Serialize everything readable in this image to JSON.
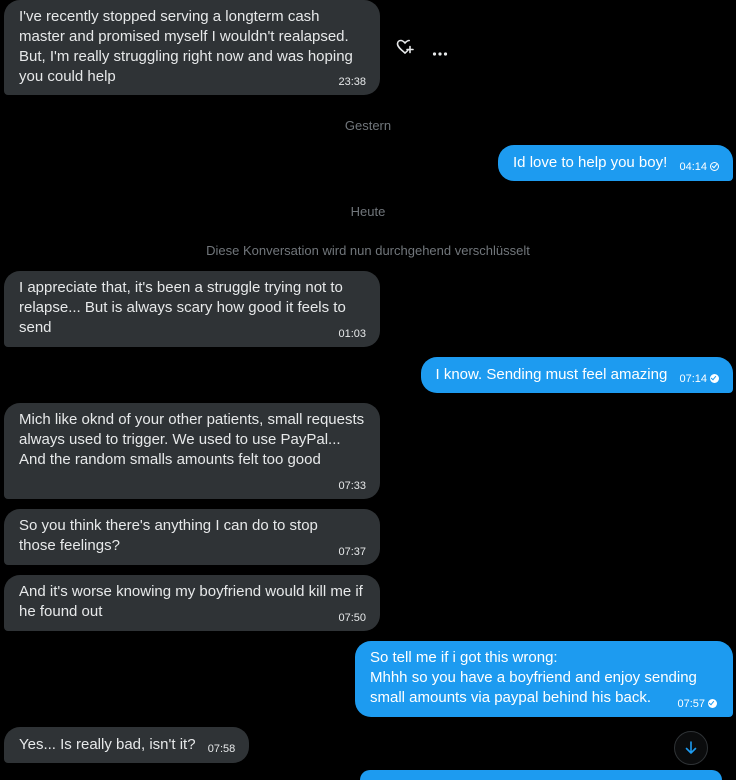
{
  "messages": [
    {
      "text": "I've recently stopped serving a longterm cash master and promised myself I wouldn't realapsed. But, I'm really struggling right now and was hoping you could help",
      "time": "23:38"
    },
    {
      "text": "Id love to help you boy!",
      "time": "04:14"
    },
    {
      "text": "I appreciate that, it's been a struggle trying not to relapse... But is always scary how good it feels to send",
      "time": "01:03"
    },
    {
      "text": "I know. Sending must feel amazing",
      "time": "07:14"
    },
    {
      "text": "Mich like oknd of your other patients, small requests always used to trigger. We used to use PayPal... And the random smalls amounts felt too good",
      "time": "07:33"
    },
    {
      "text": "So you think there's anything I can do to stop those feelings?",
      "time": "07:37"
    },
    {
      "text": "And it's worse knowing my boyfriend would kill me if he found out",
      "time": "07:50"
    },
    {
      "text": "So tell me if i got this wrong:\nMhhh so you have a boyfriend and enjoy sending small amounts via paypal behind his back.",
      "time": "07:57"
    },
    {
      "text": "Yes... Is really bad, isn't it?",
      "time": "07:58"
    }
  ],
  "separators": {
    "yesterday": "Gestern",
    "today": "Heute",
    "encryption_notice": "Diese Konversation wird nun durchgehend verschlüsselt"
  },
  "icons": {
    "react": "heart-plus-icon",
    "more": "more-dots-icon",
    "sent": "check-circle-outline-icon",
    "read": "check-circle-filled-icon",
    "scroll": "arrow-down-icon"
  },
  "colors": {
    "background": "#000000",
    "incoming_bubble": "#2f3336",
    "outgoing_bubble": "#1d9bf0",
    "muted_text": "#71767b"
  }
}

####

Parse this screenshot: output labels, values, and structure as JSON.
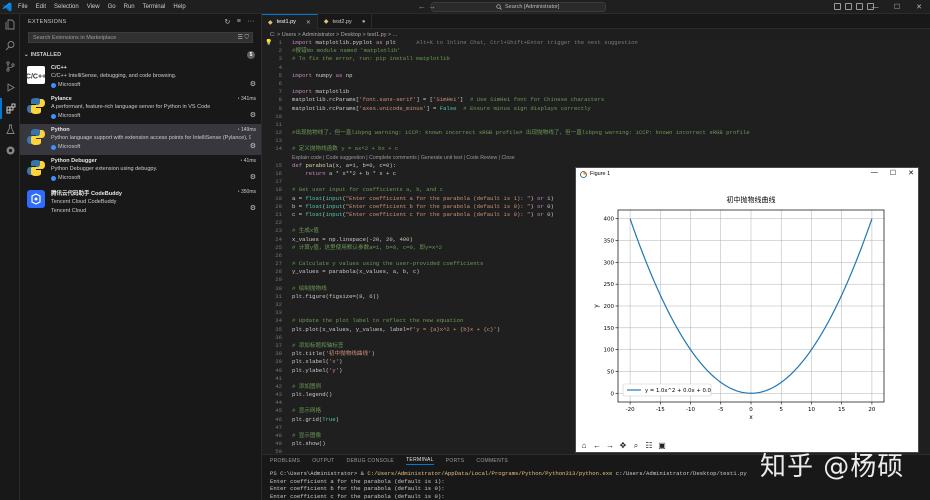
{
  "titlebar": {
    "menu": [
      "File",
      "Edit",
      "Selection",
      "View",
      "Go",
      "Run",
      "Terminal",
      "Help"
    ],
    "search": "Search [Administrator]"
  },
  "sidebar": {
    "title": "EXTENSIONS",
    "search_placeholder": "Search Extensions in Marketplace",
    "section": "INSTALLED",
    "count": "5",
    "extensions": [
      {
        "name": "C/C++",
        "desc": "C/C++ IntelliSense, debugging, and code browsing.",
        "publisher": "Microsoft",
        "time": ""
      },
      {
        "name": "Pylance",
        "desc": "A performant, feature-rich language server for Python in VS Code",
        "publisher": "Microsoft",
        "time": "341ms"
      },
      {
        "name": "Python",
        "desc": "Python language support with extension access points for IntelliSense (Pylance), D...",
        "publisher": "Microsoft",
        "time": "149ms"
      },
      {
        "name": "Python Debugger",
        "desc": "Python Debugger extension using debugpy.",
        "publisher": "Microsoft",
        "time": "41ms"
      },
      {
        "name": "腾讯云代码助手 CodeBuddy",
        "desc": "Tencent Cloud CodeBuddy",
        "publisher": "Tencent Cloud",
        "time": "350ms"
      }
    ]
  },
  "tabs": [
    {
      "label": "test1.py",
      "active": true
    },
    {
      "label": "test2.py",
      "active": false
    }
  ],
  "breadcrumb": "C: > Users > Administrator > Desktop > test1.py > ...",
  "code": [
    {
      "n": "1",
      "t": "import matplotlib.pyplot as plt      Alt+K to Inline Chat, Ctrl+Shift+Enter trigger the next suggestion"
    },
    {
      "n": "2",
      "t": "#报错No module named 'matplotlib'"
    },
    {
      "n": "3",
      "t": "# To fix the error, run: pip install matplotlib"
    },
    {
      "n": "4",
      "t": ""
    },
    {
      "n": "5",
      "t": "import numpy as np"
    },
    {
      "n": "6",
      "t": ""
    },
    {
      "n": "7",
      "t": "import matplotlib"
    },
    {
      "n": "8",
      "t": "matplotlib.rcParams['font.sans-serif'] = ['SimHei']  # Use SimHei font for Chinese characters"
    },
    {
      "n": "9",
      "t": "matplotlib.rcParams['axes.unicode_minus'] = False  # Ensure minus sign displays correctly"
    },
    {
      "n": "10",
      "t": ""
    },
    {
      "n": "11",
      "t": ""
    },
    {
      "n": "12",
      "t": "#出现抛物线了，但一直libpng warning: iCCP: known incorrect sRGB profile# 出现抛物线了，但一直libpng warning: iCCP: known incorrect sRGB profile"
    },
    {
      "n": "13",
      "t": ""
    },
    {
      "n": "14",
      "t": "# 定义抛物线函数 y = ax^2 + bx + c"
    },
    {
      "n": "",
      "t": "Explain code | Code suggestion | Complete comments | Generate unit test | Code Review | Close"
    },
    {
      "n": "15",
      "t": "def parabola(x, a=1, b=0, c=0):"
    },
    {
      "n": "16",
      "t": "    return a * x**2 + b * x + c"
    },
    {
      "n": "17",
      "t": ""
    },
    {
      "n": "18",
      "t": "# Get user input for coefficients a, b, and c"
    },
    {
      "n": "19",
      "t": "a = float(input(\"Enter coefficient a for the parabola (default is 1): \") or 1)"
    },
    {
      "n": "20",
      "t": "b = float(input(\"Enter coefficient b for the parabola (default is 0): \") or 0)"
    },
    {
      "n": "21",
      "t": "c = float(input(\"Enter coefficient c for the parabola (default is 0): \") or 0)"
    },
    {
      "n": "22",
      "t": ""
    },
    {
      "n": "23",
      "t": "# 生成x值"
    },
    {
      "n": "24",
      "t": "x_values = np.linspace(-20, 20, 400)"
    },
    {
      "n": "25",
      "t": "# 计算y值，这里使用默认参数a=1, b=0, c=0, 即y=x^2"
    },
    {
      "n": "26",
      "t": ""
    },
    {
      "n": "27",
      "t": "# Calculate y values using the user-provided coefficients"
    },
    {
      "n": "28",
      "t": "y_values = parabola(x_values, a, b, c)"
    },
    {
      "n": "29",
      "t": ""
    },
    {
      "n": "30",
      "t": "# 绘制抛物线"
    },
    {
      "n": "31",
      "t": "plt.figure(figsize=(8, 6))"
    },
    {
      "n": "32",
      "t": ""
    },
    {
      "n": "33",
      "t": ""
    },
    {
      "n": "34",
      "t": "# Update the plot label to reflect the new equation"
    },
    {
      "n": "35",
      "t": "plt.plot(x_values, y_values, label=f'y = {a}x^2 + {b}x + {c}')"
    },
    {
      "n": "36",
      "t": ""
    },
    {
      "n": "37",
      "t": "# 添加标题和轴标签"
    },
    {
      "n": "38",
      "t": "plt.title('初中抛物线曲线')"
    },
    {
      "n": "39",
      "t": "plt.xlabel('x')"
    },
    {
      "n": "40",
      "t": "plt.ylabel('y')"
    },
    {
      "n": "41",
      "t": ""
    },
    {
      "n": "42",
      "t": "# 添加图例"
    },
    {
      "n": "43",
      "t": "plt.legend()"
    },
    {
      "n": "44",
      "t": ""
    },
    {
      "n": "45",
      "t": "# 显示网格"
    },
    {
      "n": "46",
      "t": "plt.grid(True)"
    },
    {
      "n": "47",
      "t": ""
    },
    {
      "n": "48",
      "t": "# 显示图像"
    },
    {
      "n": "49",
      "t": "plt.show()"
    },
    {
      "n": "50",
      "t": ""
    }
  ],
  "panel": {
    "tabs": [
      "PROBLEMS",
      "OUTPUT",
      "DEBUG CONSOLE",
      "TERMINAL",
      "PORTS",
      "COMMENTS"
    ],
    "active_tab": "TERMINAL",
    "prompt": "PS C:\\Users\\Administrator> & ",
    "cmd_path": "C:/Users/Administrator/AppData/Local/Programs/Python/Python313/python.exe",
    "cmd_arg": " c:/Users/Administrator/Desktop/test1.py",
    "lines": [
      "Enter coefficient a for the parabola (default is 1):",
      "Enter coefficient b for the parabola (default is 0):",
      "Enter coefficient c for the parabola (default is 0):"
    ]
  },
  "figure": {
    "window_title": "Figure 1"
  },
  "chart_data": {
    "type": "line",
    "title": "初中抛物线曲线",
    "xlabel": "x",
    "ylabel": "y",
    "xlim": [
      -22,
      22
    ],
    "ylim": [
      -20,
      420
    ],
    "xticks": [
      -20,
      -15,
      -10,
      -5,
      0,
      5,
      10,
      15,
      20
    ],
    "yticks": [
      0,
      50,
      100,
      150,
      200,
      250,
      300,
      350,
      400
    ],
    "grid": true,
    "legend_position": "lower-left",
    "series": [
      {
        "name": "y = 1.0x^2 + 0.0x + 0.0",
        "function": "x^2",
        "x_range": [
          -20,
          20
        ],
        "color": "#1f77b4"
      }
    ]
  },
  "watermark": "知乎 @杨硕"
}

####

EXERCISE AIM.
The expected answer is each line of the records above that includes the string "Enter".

COMPLETED EXERCISE.
      "t": "import matplotlib.pyplot as plt      Alt+K to Inline Chat, Ctrl+Shift+Enter trigger the next suggestion"
      "t": "a = float(input(\"Enter coefficient a for the parabola (default is 1): \") or 1)"
      "t": "b = float(input(\"Enter coefficient b for the parabola (default is 0): \") or 0)"
      "t": "c = float(input(\"Enter coefficient c for the parabola (default is 0): \") or 0)"
      "Enter coefficient a for the parabola (default is 1):",
      "Enter coefficient b for the parabola (default is 0):",
      "Enter coefficient c for the parabola (default is 0):"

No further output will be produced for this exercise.